I have an affinity for violin now because I’ve written so much for it — how certain opportunities come, and you just do them. That’s what happens. The violin-concerto commission happened after I was still talking about doing this piece [with the Master Chorale]. I told Anne that she would be my mother’s voice, that’s what I wanted the violin to be.
Is your process the same when composing jazz as opposed to writing a classical work?
It’s the same in the sense that I look at each project that I’m doing as an individual thing unto itself. I don’t think, “This is the jazz thing. I’m going to go this way,” or, “[With] classical, I’ll do this.” The music should be relatable in some way — through melody, the story — to people. It should have a depth, layers, substance — whatever that is. Most of the time, I’ll write something and not worry about the label.
You’ve said that your music is for people who engage in “active listening.” Can you elaborate?
Active listening is simply the kind of listening you do, the kind of listening I do, the kind anybody who is a lover of art does. When you listen, your mind is interacting with the music so that the music is causing your mind to conjure things, images, feelings. You interact, and that’s a much more holistic, deep relationship with the art. It makes it possible for the art to heal you or enlighten you.
But it takes effort on the listener’s part, whereas passive listening — listening to music with the intent of escaping or lulling yourself into a stupor — is like wallpaper. You don’t engage in it. It’s just a sound that goes past any kind of aesthetic consideration and goes straight into your body, which is fine, but I prefer active listening.
Ditto! And given that aspiring jazz/classical pianists and/or composers are listening to you, what advice do you have for them?
My two-dollar thoughts? First of all, I think [for] people who want to get into music and want to compose or play: Always have faith that your ideas are valid, that they’re good. A lot of times when you hear somebody do something, you’re blown away by it and think, “I can never do anything like that.” You’re right, because they’re the ones doing it, and the reason things sound amazing is each new moment is a surprise, a new discovery.
It’s something that would not have occurred to you to do. But by the same token, something you come up with is something that wouldn’t have occurred to them. The thing to do is work like hell to make it listenable. Which means listening to the masters, listening to people like Herbie Hancock.

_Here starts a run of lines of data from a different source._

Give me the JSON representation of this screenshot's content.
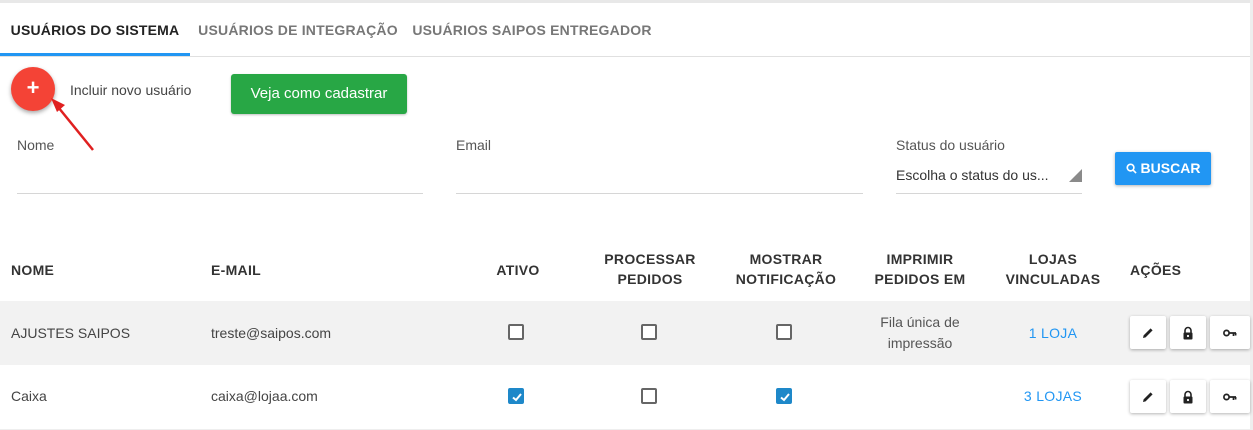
{
  "tabs": [
    {
      "label": "USUÁRIOS DO SISTEMA",
      "active": true
    },
    {
      "label": "USUÁRIOS DE INTEGRAÇÃO",
      "active": false
    },
    {
      "label": "USUÁRIOS SAIPOS ENTREGADOR",
      "active": false
    }
  ],
  "add": {
    "icon": "+",
    "label": "Incluir novo usuário",
    "how_to_label": "Veja como cadastrar"
  },
  "filters": {
    "name_label": "Nome",
    "email_label": "Email",
    "status_label": "Status do usuário",
    "status_value": "Escolha o status do us...",
    "search_label": "BUSCAR"
  },
  "table": {
    "headers": {
      "name": "NOME",
      "email": "E-MAIL",
      "active": "ATIVO",
      "process_l1": "PROCESSAR",
      "process_l2": "PEDIDOS",
      "notify_l1": "MOSTRAR",
      "notify_l2": "NOTIFICAÇÃO",
      "print_l1": "IMPRIMIR",
      "print_l2": "PEDIDOS EM",
      "stores_l1": "LOJAS",
      "stores_l2": "VINCULADAS",
      "actions": "AÇÕES"
    },
    "rows": [
      {
        "name": "AJUSTES SAIPOS",
        "email": "treste@saipos.com",
        "active": false,
        "process": false,
        "notify": false,
        "print_l1": "Fila única de",
        "print_l2": "impressão",
        "stores": "1 LOJA"
      },
      {
        "name": "Caixa",
        "email": "caixa@lojaa.com",
        "active": true,
        "process": false,
        "notify": true,
        "print_l1": "",
        "print_l2": "",
        "stores": "3 LOJAS"
      }
    ]
  },
  "colors": {
    "accent": "#2196f3",
    "fab": "#f44336",
    "green": "#28a745",
    "checked": "#1e88c9"
  }
}
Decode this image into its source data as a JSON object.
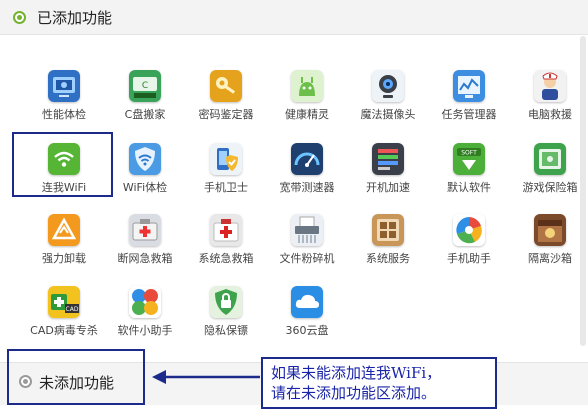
{
  "sections": {
    "added_title": "已添加功能",
    "not_added_title": "未添加功能"
  },
  "note": {
    "line1": "如果未能添加连我WiFi，",
    "line2": "请在未添加功能区添加。"
  },
  "apps": [
    {
      "label": "性能体检",
      "icon": "performance-check-icon"
    },
    {
      "label": "C盘搬家",
      "icon": "c-drive-move-icon"
    },
    {
      "label": "密码鉴定器",
      "icon": "password-check-icon"
    },
    {
      "label": "健康精灵",
      "icon": "health-sprite-icon"
    },
    {
      "label": "魔法摄像头",
      "icon": "magic-camera-icon"
    },
    {
      "label": "任务管理器",
      "icon": "task-manager-icon"
    },
    {
      "label": "电脑救援",
      "icon": "pc-rescue-icon"
    },
    {
      "label": "连我WiFi",
      "icon": "wifi-connect-icon"
    },
    {
      "label": "WiFi体检",
      "icon": "wifi-check-icon"
    },
    {
      "label": "手机卫士",
      "icon": "phone-guard-icon"
    },
    {
      "label": "宽带测速器",
      "icon": "speed-test-icon"
    },
    {
      "label": "开机加速",
      "icon": "boot-speedup-icon"
    },
    {
      "label": "默认软件",
      "icon": "default-software-icon"
    },
    {
      "label": "游戏保险箱",
      "icon": "game-safe-icon"
    },
    {
      "label": "强力卸载",
      "icon": "force-uninstall-icon"
    },
    {
      "label": "断网急救箱",
      "icon": "network-firstaid-icon"
    },
    {
      "label": "系统急救箱",
      "icon": "system-firstaid-icon"
    },
    {
      "label": "文件粉碎机",
      "icon": "file-shredder-icon"
    },
    {
      "label": "系统服务",
      "icon": "system-service-icon"
    },
    {
      "label": "手机助手",
      "icon": "phone-assistant-icon"
    },
    {
      "label": "隔离沙箱",
      "icon": "sandbox-icon"
    },
    {
      "label": "CAD病毒专杀",
      "icon": "cad-virus-icon"
    },
    {
      "label": "软件小助手",
      "icon": "software-helper-icon"
    },
    {
      "label": "隐私保镖",
      "icon": "privacy-guard-icon"
    },
    {
      "label": "360云盘",
      "icon": "cloud-disk-icon"
    }
  ]
}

I’d be remiss if I didn’t mention that you’ll be at the legendary jazz club The Baked Potato Dec. 29–30, with Jimmy Johnson on bass, Andrew Renfroe on lead guitar, Christian Euman on drums, and you on Fender Rhodes. Why is this gig important to you, and why not play acoustic piano?
This is electric, aggressive music, [and] I’m playing the Fender Rhodes because they don’t have a piano there. That’s not the kind of place it is. I’m [also] glad it’s still around, and that’s one of the reasons I play there. It’s a part of L.A. history. It’s a club that persisted in presenting live music that has a certain level of excellence. They do it, they keep doing it, and they break their necks doing it. It’s not easy to have a club in L.A., and I want to support them by being there. I love playing there. They treat me well, and I’m a player — a classical composer — but I’m a jazz pianist, too.